One of the best meteor showers of the year set to peak in the skies tonight
Stargazers will be in for a treat, but they might have to burn the midnight oil to make the most of it.
One of the highlights of the calendar for anyone with an interest in astronomy will take place on Monday night and into the early hours of Tuesday morning (12-13 August), as the Perseid meteor shower reaches its peak in the skies above Earth.
An annual event, the Perseid meteor shower is considered one of the most reliable and spectacular meteor showers of the astronomic calendar, with dozens of shooting stars and fireballs set to be visible to the naked eye.

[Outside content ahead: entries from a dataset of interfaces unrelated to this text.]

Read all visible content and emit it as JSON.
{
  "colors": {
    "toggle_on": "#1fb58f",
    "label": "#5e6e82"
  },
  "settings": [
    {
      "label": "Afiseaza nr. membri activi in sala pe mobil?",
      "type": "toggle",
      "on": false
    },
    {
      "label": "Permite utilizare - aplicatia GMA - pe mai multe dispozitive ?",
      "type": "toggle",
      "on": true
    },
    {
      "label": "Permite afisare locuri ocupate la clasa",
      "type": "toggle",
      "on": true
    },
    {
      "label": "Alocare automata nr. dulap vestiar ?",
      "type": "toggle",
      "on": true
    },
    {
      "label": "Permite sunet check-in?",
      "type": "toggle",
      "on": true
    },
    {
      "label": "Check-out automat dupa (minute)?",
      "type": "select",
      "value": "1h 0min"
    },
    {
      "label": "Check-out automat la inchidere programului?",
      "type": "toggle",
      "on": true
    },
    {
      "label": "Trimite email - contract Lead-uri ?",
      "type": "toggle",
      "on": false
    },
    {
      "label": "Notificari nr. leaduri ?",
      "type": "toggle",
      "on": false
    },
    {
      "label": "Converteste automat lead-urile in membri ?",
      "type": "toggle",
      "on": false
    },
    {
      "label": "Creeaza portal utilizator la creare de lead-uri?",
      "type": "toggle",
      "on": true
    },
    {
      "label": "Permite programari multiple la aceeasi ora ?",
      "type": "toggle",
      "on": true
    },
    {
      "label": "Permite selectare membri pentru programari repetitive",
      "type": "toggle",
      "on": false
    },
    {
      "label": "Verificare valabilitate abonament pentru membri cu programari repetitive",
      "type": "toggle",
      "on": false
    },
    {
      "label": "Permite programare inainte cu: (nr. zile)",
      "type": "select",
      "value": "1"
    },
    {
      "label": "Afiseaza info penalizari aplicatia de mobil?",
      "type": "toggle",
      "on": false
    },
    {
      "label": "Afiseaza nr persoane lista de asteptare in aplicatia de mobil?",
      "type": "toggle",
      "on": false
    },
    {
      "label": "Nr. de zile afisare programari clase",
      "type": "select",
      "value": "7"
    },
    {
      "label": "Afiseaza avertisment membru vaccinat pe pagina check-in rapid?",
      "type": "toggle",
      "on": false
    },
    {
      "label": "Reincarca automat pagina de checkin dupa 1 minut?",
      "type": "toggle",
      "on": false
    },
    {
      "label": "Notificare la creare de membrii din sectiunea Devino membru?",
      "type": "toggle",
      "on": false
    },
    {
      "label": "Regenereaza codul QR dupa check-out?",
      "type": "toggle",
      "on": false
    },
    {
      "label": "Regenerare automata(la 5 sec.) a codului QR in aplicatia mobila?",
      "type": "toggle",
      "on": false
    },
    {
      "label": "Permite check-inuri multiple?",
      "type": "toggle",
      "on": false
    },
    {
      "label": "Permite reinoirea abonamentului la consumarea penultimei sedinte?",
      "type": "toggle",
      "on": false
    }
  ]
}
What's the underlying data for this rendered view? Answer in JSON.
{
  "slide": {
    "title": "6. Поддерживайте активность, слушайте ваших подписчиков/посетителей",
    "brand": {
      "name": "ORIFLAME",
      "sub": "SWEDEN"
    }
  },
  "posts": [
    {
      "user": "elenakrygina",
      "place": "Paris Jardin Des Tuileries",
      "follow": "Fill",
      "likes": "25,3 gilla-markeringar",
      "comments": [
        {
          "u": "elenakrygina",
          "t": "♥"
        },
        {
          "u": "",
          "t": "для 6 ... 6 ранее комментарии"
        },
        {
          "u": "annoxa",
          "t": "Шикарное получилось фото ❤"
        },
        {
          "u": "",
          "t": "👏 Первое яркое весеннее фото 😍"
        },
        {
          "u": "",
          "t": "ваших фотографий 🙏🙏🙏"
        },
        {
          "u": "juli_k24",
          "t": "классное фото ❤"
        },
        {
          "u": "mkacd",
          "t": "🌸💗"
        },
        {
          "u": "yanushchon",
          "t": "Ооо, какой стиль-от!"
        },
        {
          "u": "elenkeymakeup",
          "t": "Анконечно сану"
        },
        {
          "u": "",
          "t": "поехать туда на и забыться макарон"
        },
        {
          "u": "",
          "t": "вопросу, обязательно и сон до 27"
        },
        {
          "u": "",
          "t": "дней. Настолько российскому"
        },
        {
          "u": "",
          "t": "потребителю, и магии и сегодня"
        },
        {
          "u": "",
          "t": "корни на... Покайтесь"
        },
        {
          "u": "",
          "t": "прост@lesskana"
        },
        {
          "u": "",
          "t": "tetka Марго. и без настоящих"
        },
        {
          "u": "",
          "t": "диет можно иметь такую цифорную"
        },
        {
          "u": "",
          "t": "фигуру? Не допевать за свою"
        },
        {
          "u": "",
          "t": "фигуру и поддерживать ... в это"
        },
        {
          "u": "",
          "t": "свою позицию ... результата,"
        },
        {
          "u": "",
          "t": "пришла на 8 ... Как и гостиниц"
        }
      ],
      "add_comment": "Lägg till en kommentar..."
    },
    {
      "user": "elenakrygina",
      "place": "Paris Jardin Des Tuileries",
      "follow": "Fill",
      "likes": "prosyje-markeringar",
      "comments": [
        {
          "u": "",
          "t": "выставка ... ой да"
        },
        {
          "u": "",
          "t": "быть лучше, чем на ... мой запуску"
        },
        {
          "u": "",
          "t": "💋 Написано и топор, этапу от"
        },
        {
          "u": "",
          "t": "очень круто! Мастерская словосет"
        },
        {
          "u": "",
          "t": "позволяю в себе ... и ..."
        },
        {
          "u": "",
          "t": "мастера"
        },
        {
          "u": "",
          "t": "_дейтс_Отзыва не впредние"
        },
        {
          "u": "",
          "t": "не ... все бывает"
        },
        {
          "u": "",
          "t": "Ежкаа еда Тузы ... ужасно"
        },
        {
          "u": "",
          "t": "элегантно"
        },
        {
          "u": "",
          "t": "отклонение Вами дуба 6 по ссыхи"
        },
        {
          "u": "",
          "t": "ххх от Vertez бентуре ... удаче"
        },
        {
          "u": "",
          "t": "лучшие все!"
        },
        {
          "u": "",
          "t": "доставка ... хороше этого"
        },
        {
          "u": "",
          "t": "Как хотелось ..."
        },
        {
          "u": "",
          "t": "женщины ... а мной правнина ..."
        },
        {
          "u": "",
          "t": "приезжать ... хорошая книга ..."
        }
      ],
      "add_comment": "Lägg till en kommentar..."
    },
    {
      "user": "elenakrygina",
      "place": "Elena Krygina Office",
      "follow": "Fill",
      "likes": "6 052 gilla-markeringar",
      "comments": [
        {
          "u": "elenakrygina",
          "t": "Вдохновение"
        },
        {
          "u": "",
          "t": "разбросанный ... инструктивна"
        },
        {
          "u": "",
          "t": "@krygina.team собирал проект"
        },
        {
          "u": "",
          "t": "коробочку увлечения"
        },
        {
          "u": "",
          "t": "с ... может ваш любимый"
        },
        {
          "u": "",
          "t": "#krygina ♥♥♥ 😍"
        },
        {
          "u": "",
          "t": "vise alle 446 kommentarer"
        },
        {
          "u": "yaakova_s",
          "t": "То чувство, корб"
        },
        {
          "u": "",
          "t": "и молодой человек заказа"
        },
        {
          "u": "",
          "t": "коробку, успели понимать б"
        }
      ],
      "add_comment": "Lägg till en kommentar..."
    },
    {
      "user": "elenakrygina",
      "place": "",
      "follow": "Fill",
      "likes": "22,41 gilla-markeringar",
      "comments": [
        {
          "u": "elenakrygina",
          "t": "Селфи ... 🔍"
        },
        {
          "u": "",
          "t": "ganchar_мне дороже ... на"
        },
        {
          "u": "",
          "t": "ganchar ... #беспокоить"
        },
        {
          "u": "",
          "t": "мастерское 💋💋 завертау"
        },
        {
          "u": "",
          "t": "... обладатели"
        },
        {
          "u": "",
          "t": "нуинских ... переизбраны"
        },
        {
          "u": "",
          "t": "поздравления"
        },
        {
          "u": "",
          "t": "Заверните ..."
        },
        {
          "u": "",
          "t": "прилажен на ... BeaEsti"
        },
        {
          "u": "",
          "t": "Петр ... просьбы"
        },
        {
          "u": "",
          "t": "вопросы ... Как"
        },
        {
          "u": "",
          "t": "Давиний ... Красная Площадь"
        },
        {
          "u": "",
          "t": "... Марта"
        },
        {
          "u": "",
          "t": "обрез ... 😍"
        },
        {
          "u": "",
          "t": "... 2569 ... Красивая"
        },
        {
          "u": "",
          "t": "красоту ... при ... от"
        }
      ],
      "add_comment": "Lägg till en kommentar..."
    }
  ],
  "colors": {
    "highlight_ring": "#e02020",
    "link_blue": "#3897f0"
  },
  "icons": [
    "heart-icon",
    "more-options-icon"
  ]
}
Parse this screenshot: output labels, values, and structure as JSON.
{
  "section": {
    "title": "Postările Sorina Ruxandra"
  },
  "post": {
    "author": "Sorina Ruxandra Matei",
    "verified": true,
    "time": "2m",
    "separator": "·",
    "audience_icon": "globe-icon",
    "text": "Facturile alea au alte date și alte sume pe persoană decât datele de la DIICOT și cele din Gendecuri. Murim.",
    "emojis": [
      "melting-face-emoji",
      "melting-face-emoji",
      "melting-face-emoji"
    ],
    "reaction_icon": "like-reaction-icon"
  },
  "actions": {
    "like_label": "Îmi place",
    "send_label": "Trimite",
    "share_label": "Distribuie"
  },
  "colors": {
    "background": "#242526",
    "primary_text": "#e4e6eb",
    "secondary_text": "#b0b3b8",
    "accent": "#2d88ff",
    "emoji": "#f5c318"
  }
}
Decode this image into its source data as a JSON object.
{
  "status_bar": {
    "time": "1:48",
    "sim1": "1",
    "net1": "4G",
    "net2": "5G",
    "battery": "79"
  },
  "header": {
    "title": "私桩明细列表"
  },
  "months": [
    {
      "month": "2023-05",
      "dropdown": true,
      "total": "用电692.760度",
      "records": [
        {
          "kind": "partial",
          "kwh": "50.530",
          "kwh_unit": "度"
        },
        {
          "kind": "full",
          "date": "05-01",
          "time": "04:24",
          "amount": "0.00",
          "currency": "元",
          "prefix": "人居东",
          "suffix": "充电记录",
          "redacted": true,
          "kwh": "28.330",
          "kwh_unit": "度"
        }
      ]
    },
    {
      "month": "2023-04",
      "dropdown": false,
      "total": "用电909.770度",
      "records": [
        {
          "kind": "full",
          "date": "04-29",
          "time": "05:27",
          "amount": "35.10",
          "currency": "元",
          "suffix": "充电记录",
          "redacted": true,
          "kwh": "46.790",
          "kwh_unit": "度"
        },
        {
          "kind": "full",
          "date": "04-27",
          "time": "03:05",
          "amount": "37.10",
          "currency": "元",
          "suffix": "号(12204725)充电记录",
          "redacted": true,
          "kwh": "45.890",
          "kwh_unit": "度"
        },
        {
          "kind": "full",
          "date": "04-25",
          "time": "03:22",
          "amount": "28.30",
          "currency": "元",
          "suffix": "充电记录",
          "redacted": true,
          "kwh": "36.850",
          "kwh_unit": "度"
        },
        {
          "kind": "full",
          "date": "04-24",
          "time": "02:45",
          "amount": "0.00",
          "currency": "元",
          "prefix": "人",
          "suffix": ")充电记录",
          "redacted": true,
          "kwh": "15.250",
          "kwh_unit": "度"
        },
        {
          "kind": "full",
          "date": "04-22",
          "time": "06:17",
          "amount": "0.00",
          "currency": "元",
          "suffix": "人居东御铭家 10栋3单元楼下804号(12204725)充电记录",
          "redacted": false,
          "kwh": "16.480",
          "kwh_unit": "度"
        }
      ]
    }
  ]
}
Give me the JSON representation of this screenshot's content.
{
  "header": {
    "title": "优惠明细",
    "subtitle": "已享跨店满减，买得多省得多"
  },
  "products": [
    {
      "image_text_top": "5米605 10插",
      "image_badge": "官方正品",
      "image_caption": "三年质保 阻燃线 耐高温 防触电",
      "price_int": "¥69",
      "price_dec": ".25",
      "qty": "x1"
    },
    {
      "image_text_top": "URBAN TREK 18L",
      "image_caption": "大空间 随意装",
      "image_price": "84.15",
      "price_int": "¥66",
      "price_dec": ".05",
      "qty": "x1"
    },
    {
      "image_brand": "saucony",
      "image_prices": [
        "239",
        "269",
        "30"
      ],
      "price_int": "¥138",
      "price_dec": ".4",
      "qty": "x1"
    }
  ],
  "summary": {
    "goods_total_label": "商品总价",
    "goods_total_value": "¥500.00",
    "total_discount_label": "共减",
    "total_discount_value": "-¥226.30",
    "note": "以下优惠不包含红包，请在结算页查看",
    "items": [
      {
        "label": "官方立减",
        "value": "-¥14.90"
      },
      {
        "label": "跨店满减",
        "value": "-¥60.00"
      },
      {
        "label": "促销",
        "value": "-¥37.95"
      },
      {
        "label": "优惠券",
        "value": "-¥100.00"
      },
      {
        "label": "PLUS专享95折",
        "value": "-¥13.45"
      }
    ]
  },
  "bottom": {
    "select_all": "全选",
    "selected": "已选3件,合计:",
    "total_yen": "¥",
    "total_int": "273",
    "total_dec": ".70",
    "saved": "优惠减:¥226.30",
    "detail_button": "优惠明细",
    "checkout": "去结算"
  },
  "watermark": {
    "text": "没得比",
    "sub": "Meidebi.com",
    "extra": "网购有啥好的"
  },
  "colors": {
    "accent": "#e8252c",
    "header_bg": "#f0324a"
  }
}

Perseid meteors, caused by debris left behind by the Comet Swift-Tuttle, have been streaking across the skies since July, but are set to peak tonight and in the early hours of tomorrow morning.
While this year’s meteor shower will be affected by a full moon at the shower’s peak and rates of visible meteors will be reduced from an average of 60 per hour to approximately 15-20 per hour, there’ll still be plenty to see for anyone prepared to wait up to catch a glimpse at the optimum time.
Unfortunately for any early birds, that optimum time is set to be between the hours of 2-5am on Tuesday, but some Perseids should be visible any time after dark if you’re not prepared to interrupt your regular sleeping routine.
This year, Astronomy Ireland is taking part in a Nationwide Perseid Watch, urging stargazers to simply count the number of meteors or shooting stars in the sky and to contact Astronomy Ireland with the details.
The Perseid Watch has been taking place since 6 August and will continue until 19 August, no special equipment is required and more details on how to get in touch can be found here.
Both Astronomy Ireland and NASA recommend that, if you are going to try and catch a glimpse of the meteor shower, to allow your eyes to become adjusted to the dark (it takes about 30 minutes) and to try and avoid using your phone as much as possible as looking at devices with bright screens will negatively affect your night vision and reduce the number of meteors you see.
In a welcome development, meanwhile, the weather looks like it might lend itself to ideal conditions for stargazing, with skies set to clear on Monday night following showers in the evening.
Temperatures will drop to as low as seven degrees on what will be a cool night, however, so if you are venturing outside, make sure to dress accordingly.